Among the entries below, find the lines with "JSON" and copy them.
----------
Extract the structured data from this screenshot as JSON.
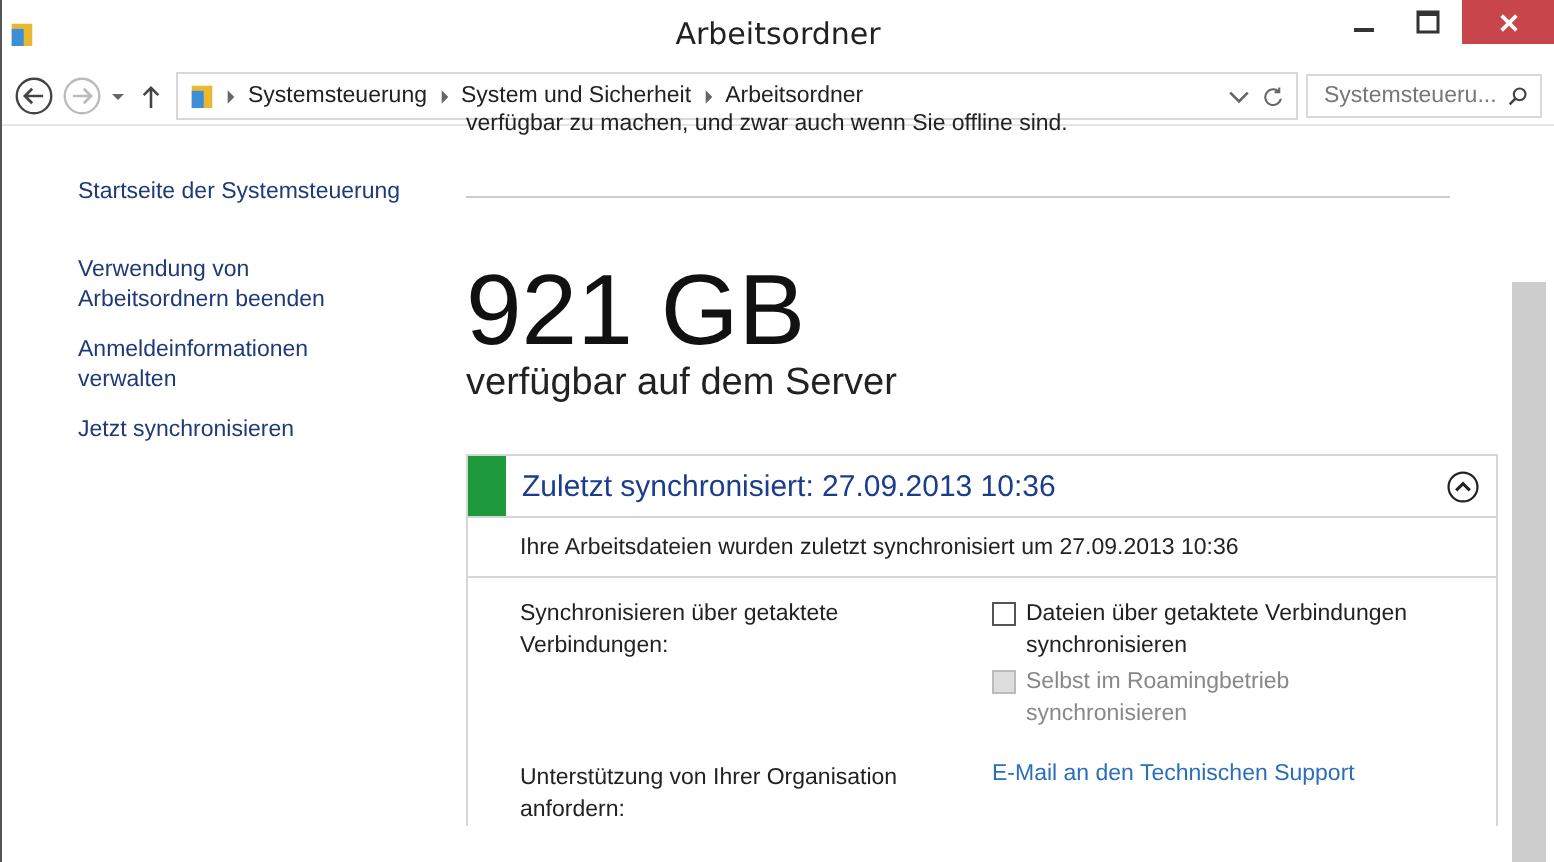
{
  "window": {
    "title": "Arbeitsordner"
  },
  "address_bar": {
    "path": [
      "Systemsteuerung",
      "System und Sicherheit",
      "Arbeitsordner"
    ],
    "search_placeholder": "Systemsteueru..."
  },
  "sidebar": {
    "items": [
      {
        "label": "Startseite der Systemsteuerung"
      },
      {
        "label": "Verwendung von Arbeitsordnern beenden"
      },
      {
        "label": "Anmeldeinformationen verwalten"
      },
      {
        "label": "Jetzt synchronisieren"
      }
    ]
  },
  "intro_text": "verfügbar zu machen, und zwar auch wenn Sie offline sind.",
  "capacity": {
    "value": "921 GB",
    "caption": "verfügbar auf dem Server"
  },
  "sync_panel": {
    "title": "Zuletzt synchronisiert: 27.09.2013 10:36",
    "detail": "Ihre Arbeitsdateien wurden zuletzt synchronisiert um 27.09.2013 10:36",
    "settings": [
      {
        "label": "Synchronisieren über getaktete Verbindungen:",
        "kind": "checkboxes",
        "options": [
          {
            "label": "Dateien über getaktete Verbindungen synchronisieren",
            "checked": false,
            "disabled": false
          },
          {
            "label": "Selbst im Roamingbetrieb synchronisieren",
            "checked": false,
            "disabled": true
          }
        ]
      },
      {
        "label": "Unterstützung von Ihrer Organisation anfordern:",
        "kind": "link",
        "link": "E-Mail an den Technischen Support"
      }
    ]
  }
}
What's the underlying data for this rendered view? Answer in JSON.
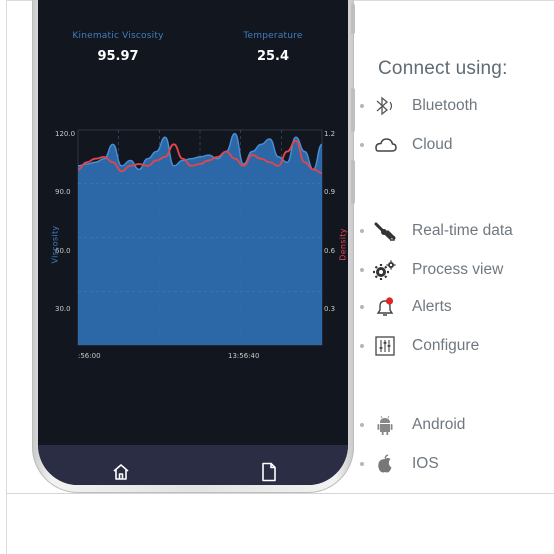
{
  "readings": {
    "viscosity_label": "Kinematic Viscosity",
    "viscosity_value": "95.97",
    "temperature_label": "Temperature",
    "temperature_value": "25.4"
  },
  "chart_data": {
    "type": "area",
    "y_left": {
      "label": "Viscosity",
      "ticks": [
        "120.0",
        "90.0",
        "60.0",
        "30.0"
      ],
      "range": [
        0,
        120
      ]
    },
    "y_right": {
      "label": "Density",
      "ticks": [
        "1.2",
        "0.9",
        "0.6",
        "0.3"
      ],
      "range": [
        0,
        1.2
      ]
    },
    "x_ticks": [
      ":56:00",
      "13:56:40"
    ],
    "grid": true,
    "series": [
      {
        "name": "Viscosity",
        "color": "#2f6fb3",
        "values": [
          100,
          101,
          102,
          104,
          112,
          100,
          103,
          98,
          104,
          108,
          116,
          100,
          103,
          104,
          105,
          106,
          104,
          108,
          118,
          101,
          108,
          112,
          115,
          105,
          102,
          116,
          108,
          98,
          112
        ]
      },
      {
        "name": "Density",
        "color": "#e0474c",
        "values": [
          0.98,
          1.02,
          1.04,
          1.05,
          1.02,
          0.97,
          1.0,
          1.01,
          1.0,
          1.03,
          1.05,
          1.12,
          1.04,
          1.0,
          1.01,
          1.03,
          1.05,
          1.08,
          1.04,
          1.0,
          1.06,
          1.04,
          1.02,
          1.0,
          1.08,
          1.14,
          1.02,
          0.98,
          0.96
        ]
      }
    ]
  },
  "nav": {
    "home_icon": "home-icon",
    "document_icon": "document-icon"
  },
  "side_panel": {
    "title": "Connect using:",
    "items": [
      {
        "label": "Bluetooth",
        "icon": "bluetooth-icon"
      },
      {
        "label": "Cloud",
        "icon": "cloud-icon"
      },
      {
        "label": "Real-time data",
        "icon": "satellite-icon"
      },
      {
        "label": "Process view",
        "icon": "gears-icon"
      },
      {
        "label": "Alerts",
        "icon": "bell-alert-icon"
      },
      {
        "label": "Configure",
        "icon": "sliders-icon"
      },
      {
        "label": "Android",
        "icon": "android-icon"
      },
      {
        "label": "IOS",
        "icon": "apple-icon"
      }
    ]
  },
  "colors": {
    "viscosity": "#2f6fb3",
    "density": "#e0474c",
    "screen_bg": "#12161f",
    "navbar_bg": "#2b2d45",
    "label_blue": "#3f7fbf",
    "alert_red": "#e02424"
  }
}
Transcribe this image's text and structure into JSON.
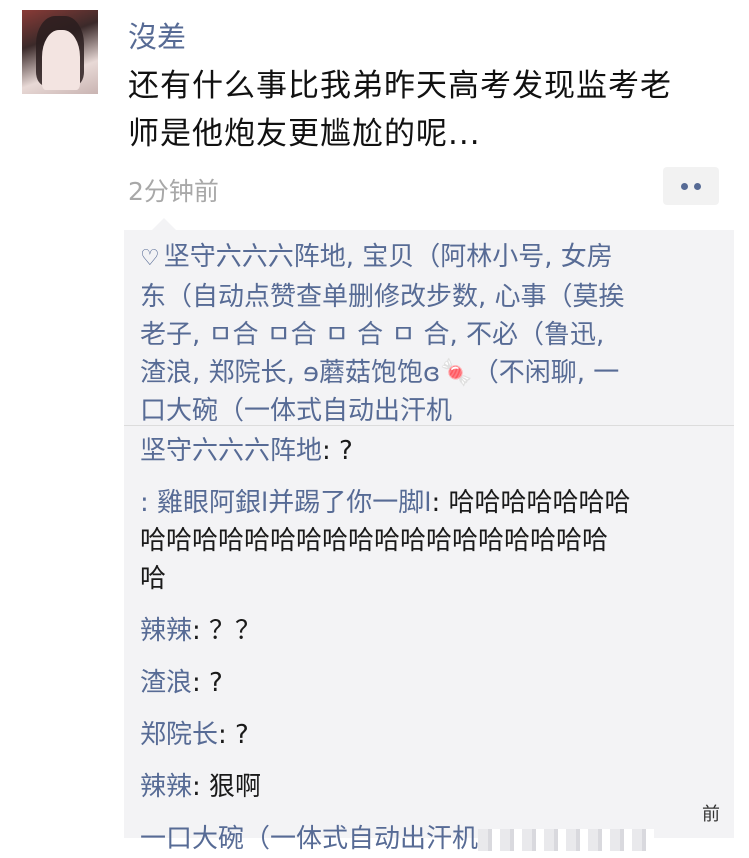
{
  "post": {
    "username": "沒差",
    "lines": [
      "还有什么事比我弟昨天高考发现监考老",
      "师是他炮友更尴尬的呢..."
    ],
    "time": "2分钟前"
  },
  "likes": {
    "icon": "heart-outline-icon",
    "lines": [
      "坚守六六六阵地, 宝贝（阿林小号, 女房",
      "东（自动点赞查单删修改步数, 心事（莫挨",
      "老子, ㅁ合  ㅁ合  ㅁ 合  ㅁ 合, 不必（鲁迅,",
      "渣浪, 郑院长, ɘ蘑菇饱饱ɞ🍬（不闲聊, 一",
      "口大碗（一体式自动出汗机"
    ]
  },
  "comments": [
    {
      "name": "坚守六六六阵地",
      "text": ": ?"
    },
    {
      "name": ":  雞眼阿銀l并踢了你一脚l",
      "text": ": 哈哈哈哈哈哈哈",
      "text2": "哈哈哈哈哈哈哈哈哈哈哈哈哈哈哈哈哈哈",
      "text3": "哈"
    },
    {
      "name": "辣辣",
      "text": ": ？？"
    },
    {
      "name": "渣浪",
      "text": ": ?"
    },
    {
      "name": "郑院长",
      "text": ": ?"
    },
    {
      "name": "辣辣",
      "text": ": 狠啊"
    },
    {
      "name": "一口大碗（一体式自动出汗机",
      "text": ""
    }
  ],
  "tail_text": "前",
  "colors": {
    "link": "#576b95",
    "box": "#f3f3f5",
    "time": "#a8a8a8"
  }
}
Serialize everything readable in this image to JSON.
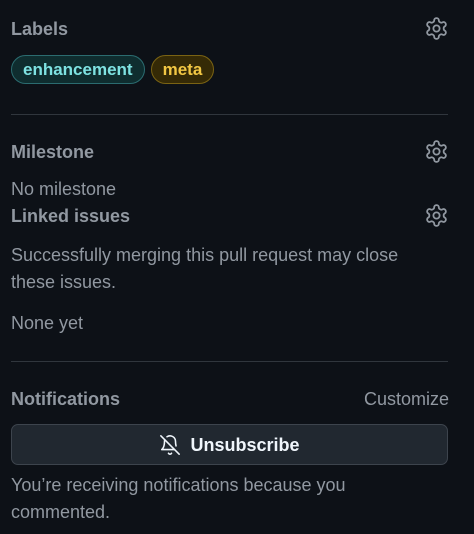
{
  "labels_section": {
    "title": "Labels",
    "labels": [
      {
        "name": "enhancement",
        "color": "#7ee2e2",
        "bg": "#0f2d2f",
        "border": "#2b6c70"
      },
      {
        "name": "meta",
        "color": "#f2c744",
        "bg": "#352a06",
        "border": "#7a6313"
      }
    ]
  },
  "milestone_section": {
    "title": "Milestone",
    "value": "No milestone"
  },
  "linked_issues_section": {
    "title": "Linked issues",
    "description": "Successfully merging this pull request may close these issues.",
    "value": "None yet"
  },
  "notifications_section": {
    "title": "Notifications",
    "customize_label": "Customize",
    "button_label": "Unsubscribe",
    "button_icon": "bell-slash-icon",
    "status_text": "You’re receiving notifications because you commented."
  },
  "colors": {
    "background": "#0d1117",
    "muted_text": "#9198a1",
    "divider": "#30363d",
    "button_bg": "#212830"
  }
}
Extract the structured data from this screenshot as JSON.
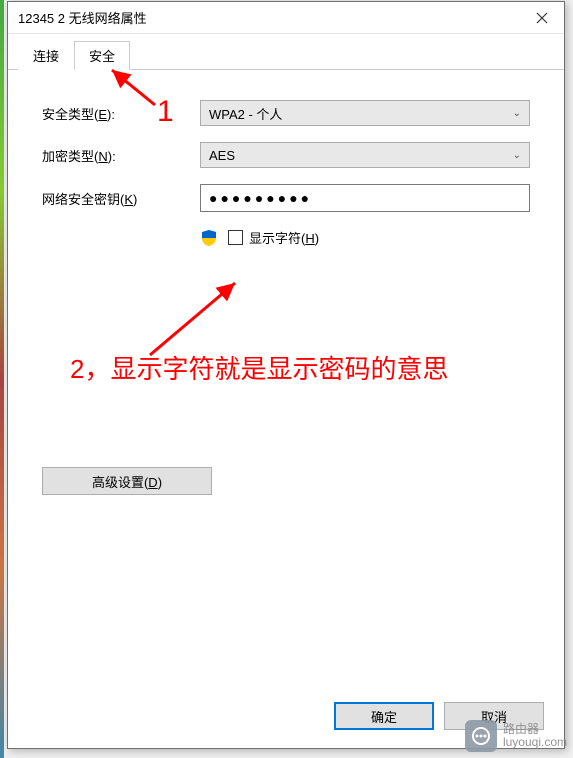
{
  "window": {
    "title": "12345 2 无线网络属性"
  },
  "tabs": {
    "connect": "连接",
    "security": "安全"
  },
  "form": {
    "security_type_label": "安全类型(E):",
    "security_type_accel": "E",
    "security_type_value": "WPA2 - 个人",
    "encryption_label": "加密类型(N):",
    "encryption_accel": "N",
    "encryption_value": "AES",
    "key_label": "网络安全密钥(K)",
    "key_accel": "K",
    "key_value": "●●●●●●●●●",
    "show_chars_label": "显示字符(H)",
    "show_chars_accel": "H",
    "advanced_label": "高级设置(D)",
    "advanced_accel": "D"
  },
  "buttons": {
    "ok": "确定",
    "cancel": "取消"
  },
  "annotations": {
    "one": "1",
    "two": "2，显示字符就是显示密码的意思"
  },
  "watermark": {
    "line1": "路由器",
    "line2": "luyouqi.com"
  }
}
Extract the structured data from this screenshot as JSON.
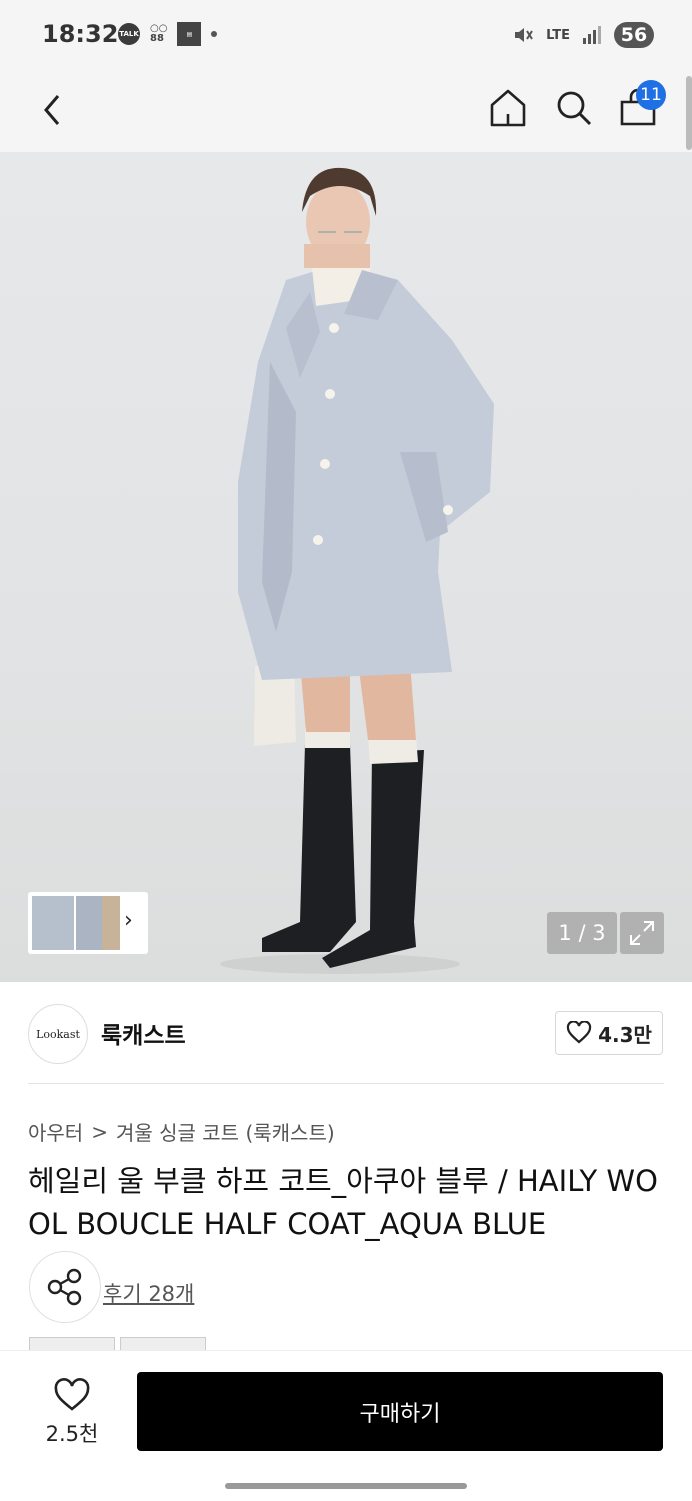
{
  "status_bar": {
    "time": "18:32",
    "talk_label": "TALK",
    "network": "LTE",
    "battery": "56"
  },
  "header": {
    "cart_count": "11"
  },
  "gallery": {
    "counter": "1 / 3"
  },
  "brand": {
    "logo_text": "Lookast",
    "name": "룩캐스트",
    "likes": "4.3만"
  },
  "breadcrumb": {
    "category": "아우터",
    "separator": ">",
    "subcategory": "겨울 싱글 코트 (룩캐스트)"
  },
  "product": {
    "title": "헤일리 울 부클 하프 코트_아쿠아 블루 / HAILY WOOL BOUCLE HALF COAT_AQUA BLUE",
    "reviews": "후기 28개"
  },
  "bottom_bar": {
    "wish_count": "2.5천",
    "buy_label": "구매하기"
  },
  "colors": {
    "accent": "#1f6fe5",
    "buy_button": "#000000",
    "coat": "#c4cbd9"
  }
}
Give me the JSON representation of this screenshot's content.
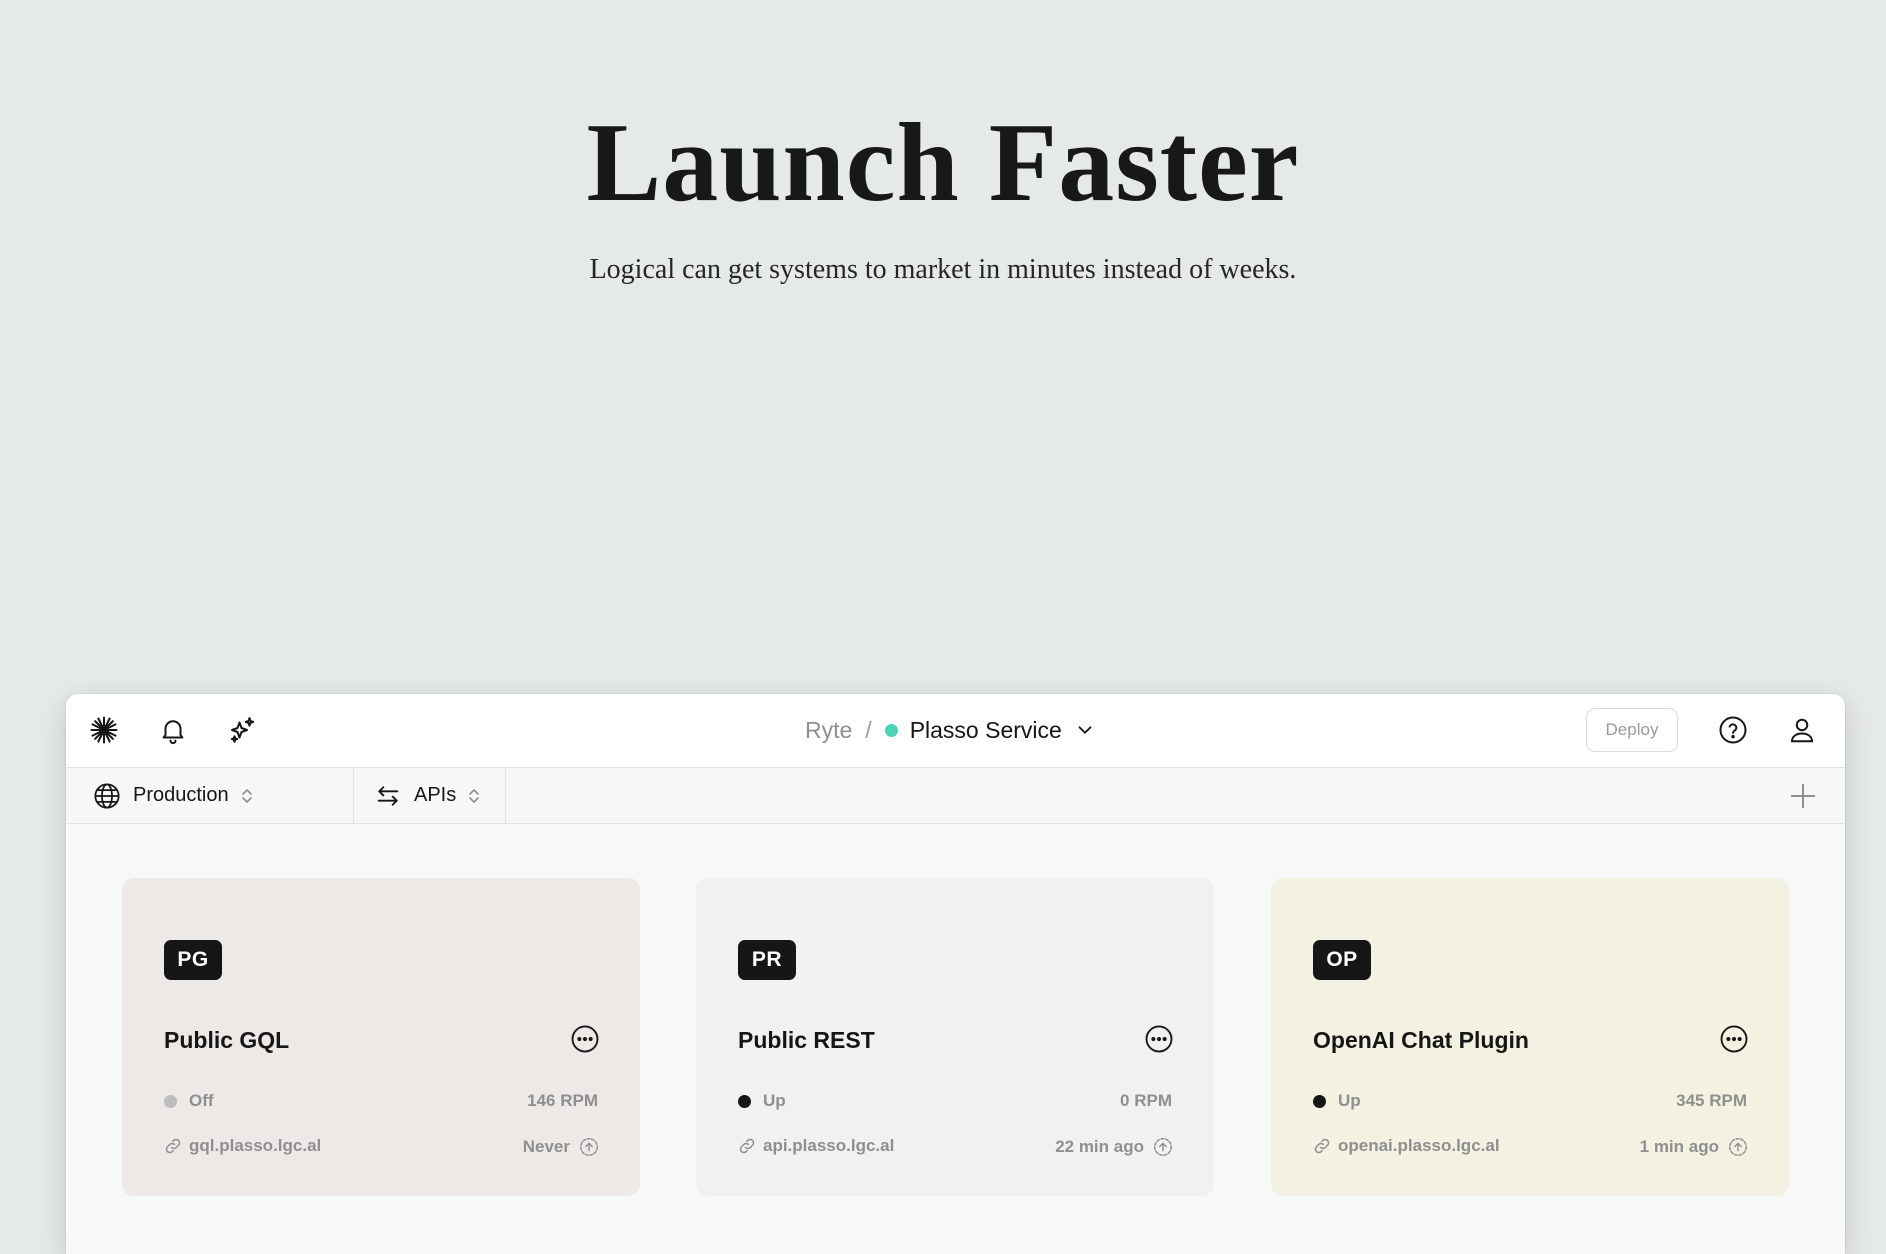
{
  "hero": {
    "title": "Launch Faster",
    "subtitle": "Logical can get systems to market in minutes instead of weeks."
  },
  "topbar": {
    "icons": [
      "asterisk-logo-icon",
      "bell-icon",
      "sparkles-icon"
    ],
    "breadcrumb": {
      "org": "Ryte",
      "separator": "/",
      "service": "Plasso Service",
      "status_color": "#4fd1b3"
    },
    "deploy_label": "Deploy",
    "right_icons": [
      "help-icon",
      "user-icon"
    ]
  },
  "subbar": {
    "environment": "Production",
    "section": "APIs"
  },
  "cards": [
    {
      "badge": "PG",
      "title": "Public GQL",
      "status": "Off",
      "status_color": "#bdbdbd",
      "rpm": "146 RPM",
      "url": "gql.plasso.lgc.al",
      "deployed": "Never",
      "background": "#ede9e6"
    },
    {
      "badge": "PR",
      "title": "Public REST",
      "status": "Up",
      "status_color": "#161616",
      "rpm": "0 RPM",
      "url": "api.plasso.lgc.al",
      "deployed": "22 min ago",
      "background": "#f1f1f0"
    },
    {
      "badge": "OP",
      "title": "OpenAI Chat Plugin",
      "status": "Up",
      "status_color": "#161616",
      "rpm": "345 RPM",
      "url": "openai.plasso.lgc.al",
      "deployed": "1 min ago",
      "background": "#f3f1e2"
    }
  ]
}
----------
## Answer box
Extract the structured data from this screenshot as JSON.
What's the underlying data for this rendered view? Answer in JSON.
Transcribe this image's text and structure into JSON.
Serialize everything readable in this image to JSON.
Extract the structured data from this screenshot as JSON.
Extract the structured data from this screenshot as JSON.
Give me the JSON representation of this screenshot's content.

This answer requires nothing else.